With the pictures removed, write out the data below exactly.

Component data from apps and pages:
■ ■ ■ ■

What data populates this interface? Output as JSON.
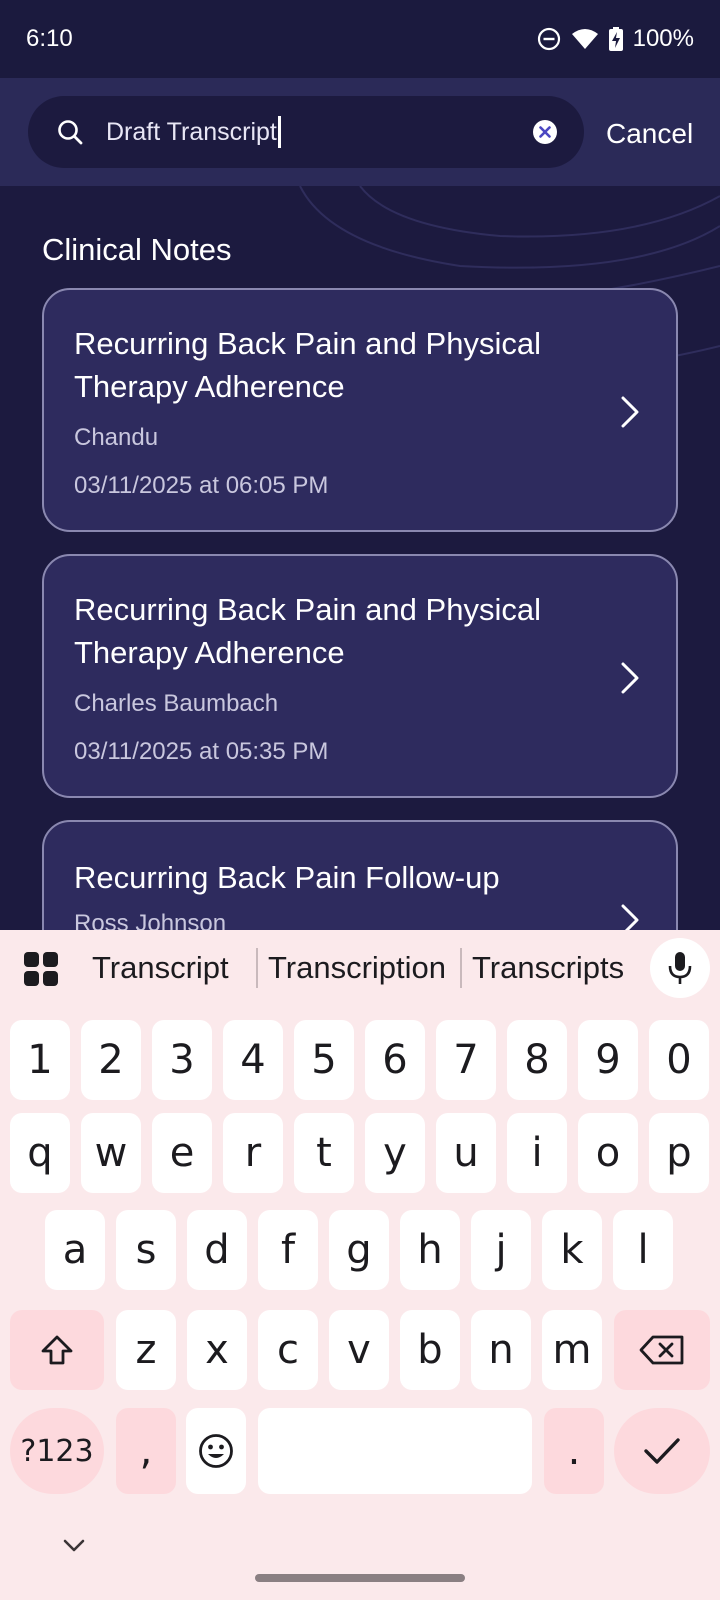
{
  "status_bar": {
    "time": "6:10",
    "battery": "100%",
    "icons": [
      "do-not-disturb-icon",
      "wifi-icon",
      "battery-charging-icon"
    ]
  },
  "search": {
    "value": "Draft Transcript",
    "cancel_label": "Cancel"
  },
  "section": {
    "title": "Clinical Notes"
  },
  "notes": [
    {
      "title": "Recurring Back Pain and Physical Therapy Adherence",
      "author": "Chandu",
      "date": "03/11/2025 at 06:05 PM"
    },
    {
      "title": "Recurring Back Pain and Physical Therapy Adherence",
      "author": "Charles Baumbach",
      "date": "03/11/2025 at 05:35 PM"
    },
    {
      "title": "Recurring Back Pain Follow-up",
      "author": "Ross Johnson",
      "date": ""
    }
  ],
  "keyboard": {
    "suggestions": [
      "Transcript",
      "Transcription",
      "Transcripts"
    ],
    "row_numbers": [
      "1",
      "2",
      "3",
      "4",
      "5",
      "6",
      "7",
      "8",
      "9",
      "0"
    ],
    "row_top": [
      "q",
      "w",
      "e",
      "r",
      "t",
      "y",
      "u",
      "i",
      "o",
      "p"
    ],
    "row_middle": [
      "a",
      "s",
      "d",
      "f",
      "g",
      "h",
      "j",
      "k",
      "l"
    ],
    "row_bottom": [
      "z",
      "x",
      "c",
      "v",
      "b",
      "n",
      "m"
    ],
    "symbols_label": "?123",
    "comma": ",",
    "period": "."
  },
  "colors": {
    "background": "#1c1a3f",
    "card": "#2e2b5e",
    "search_bar": "#2b2a58",
    "keyboard": "#fbe9eb",
    "function_key": "#fdd9dd"
  }
}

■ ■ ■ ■

Response:
What data populates this interface? Output as JSON.
{
  "status_bar": {
    "time": "6:10",
    "battery": "100%",
    "icons": [
      "do-not-disturb-icon",
      "wifi-icon",
      "battery-charging-icon"
    ]
  },
  "search": {
    "value": "Draft Transcript",
    "cancel_label": "Cancel"
  },
  "section": {
    "title": "Clinical Notes"
  },
  "notes": [
    {
      "title": "Recurring Back Pain and Physical Therapy Adherence",
      "author": "Chandu",
      "date": "03/11/2025 at 06:05 PM"
    },
    {
      "title": "Recurring Back Pain and Physical Therapy Adherence",
      "author": "Charles Baumbach",
      "date": "03/11/2025 at 05:35 PM"
    },
    {
      "title": "Recurring Back Pain Follow-up",
      "author": "Ross Johnson",
      "date": ""
    }
  ],
  "keyboard": {
    "suggestions": [
      "Transcript",
      "Transcription",
      "Transcripts"
    ],
    "row_numbers": [
      "1",
      "2",
      "3",
      "4",
      "5",
      "6",
      "7",
      "8",
      "9",
      "0"
    ],
    "row_top": [
      "q",
      "w",
      "e",
      "r",
      "t",
      "y",
      "u",
      "i",
      "o",
      "p"
    ],
    "row_middle": [
      "a",
      "s",
      "d",
      "f",
      "g",
      "h",
      "j",
      "k",
      "l"
    ],
    "row_bottom": [
      "z",
      "x",
      "c",
      "v",
      "b",
      "n",
      "m"
    ],
    "symbols_label": "?123",
    "comma": ",",
    "period": "."
  },
  "colors": {
    "background": "#1c1a3f",
    "card": "#2e2b5e",
    "search_bar": "#2b2a58",
    "keyboard": "#fbe9eb",
    "function_key": "#fdd9dd"
  }
}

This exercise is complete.